All lines below are to be output exactly as they stand.
= Beginning of Section =
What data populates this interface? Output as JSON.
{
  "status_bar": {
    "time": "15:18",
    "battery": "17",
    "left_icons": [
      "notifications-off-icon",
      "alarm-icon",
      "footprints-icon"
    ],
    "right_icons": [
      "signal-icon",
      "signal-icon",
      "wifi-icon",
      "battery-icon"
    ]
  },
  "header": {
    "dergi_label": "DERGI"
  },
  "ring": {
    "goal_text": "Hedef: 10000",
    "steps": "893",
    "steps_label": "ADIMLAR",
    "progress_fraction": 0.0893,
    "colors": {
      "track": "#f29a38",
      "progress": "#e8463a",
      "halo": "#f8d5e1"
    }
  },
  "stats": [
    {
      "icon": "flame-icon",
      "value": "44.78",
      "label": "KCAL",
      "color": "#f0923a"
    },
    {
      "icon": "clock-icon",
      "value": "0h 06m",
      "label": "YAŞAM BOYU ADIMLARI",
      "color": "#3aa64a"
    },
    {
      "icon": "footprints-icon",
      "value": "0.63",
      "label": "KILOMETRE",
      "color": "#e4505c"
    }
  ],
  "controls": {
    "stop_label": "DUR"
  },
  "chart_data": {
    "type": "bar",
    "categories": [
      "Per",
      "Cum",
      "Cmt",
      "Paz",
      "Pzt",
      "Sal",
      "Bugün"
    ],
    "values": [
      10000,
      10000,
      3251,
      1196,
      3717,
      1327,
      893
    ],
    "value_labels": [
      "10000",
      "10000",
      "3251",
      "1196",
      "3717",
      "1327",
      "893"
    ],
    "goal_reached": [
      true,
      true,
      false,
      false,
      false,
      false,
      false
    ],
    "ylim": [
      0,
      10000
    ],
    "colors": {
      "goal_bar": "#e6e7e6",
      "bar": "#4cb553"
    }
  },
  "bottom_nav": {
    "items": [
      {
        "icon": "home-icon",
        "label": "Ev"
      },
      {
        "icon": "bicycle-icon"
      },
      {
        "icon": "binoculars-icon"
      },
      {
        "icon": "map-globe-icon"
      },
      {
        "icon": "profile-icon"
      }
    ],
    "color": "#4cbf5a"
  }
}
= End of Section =
▶ **Expected answer**
What data populates this interface? Output as JSON.
{
  "status_bar": {
    "time": "15:18",
    "battery": "17",
    "left_icons": [
      "notifications-off-icon",
      "alarm-icon",
      "footprints-icon"
    ],
    "right_icons": [
      "signal-icon",
      "signal-icon",
      "wifi-icon",
      "battery-icon"
    ]
  },
  "header": {
    "dergi_label": "DERGI"
  },
  "ring": {
    "goal_text": "Hedef: 10000",
    "steps": "893",
    "steps_label": "ADIMLAR",
    "progress_fraction": 0.0893,
    "colors": {
      "track": "#f29a38",
      "progress": "#e8463a",
      "halo": "#f8d5e1"
    }
  },
  "stats": [
    {
      "icon": "flame-icon",
      "value": "44.78",
      "label": "KCAL",
      "color": "#f0923a"
    },
    {
      "icon": "clock-icon",
      "value": "0h 06m",
      "label": "YAŞAM BOYU ADIMLARI",
      "color": "#3aa64a"
    },
    {
      "icon": "footprints-icon",
      "value": "0.63",
      "label": "KILOMETRE",
      "color": "#e4505c"
    }
  ],
  "controls": {
    "stop_label": "DUR"
  },
  "chart_data": {
    "type": "bar",
    "categories": [
      "Per",
      "Cum",
      "Cmt",
      "Paz",
      "Pzt",
      "Sal",
      "Bugün"
    ],
    "values": [
      10000,
      10000,
      3251,
      1196,
      3717,
      1327,
      893
    ],
    "value_labels": [
      "10000",
      "10000",
      "3251",
      "1196",
      "3717",
      "1327",
      "893"
    ],
    "goal_reached": [
      true,
      true,
      false,
      false,
      false,
      false,
      false
    ],
    "ylim": [
      0,
      10000
    ],
    "colors": {
      "goal_bar": "#e6e7e6",
      "bar": "#4cb553"
    }
  },
  "bottom_nav": {
    "items": [
      {
        "icon": "home-icon",
        "label": "Ev"
      },
      {
        "icon": "bicycle-icon"
      },
      {
        "icon": "binoculars-icon"
      },
      {
        "icon": "map-globe-icon"
      },
      {
        "icon": "profile-icon"
      }
    ],
    "color": "#4cbf5a"
  }
}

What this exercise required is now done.